This section answers some questions about writing a personal impact statement for people who have experienced hate crime. If this information sheet doesn’t answer your specific question, call Galop on 020 7704 204 to talk about your situation in confidence. Please note, if you are experiencing domestic abuse, there are different issues involved and you can call Galop for advice or Stonewall Housing have produced a factsheet called ‘writing a domestic abuse support statement’.

What Is A Personal Impact Statement?

Being targeted can leave you feeling lots of different emotions. One way of helping organisations (such as a housing provider or council) to understand what you’re going through is to write a personal impact statement. That involves writing about how the abuse has affected you in your own words. It can be as long or short as you want and doesn’t need to be perfectly written. The main thing is that it tells other people about the impact on you emotionally and practically.

What Good Will It Do?

Some people find it therapeutic to write about what happened. It’s main use though is to give evidence to professionals to help them deal with your case properly. It may help them to decide to take action against the person abusing you or to help you move if that is what you want.

You would usually give your statement to your housing officer (if you are a council or housing association resident being targeted where you live) or an antisocial behaviour officer in your local council if you own or privately rent your home. It could also be useful to show any other professionals who are responsible for making sure you’re alright, such as a social worker. If you are not sure about who to give it to, or want our help, you can call a Galop caseworker.

Is It Different To A Police Statement?

Yes. When you report something to the police, they may ask you to make a ‘witness statement’, which explains the facts of what happened. They involve a police officer asking you questions, writing about what happened, printing it out, then asking you to check and sign it. This is kept by the police and you don’t usually get a copy.

The police might also ask if you want to write a ‘victim personal statement’, which they might help you write to gives you a chance to talk about the impact of the crime on you.

A personal impact statement is different and you have complete control over what to put in it or who to send it to.

What Should I Write About?

Its useful to include your name, date of birth, address and the date. Other than that you can write anything you want.

With that said, there are things someone dealing with your case will find it useful to know, such as changes to your life as a result of the abuse. Examples of these changes that some victims have told us about include feeling stressed all the time, not feeling able to leave the house, drinking more to cope, avoiding having anyone to visit or insomnia.

These questions might help you think about the different things you could write about:


Has the abuse changed how safe you feel with people or certain situations?

This may involve trusting people less, feeling less safe in or near your home or being out at night.


Has the abuse affected your physical health?

This may include injuries, new health conditions or health problems getting worse.


Has the abuse affected your mental wellbeing?

This may include feeling stressed, anxious, low self worth, not being able to ‘switch off’, changed eating habits, feeling the future is bleak, feeling you want to hurt yourself or thinking about suicide.

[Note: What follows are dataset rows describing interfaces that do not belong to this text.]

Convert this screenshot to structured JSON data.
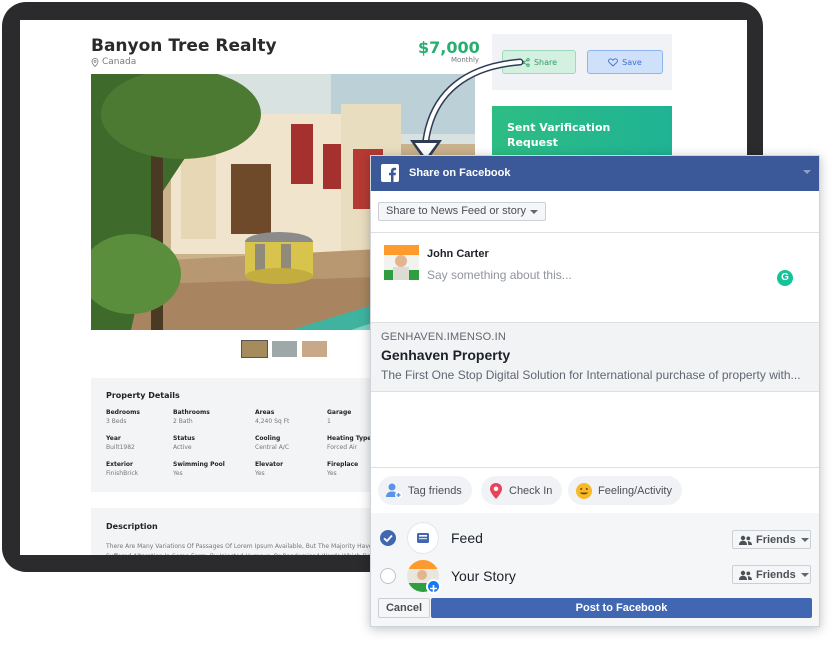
{
  "listing": {
    "title": "Banyon Tree Realty",
    "location": "Canada",
    "price": "$7,000",
    "price_period": "Monthly",
    "share_label": "Share",
    "save_label": "Save",
    "verify_label": "Sent Varification Request"
  },
  "details": {
    "heading": "Property Details",
    "fields": [
      {
        "label": "Bedrooms",
        "value": "3 Beds"
      },
      {
        "label": "Bathrooms",
        "value": "2 Bath"
      },
      {
        "label": "Areas",
        "value": "4,240 Sq Ft"
      },
      {
        "label": "Garage",
        "value": "1"
      },
      {
        "label": "Year",
        "value": "Built1982"
      },
      {
        "label": "Status",
        "value": "Active"
      },
      {
        "label": "Cooling",
        "value": "Central A/C"
      },
      {
        "label": "Heating Type",
        "value": "Forced Air"
      },
      {
        "label": "Exterior",
        "value": "FinishBrick"
      },
      {
        "label": "Swimming Pool",
        "value": "Yes"
      },
      {
        "label": "Elevator",
        "value": "Yes"
      },
      {
        "label": "Fireplace",
        "value": "Yes"
      }
    ]
  },
  "description": {
    "heading": "Description",
    "text": "There Are Many Variations Of Passages Of Lorem Ipsum Available, But The Majority Have Suffered Alteration In Some Form, By Injected Humour, Or Randomised Words Which Don't Look Even"
  },
  "fb": {
    "header_title": "Share on Facebook",
    "share_target": "Share to News Feed or story",
    "user_name": "John Carter",
    "composer_placeholder": "Say something about this...",
    "link_domain": "GENHAVEN.IMENSO.IN",
    "link_title": "Genhaven Property",
    "link_description": "The First One Stop Digital Solution for International purchase of property with...",
    "chips": {
      "tag": "Tag friends",
      "checkin": "Check In",
      "feeling": "Feeling/Activity"
    },
    "feed_label": "Feed",
    "story_label": "Your Story",
    "audience": "Friends",
    "cancel_label": "Cancel",
    "post_label": "Post to Facebook"
  },
  "colors": {
    "facebook_blue": "#3b5998",
    "button_blue": "#4267b2",
    "price_green": "#27ae73"
  }
}
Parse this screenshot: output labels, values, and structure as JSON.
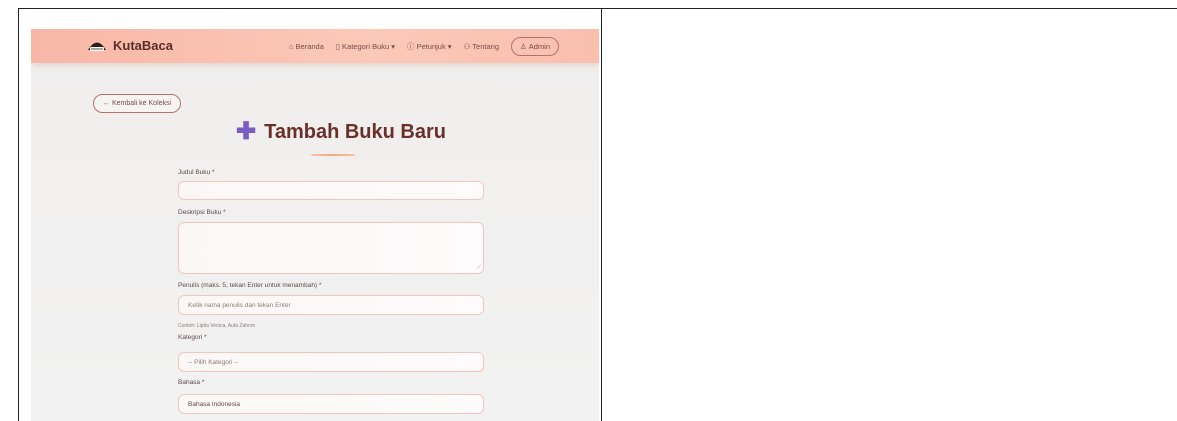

Has the abuse impacted your ability to find or carry on with work, volunteering or other activities?


Do you feel more or less isolated now than before the abuse began?

This could include changes to your relationship with friends, family or partners.


– Has the abuse impacted on you financially?

This may be because of having to change the way you travel, paying for repairs, medical costs or the stress affecting your work.


Has the abuse affected your use of alcohol or drugs (prescription or recreational)?

This may include using alcohol or drugs to cope with stress, to sleep or to escape.


Has the abuse stopped you doing the things you want to?

This may include going out, listening to TV or music when you want, using public transport or avoiding going home.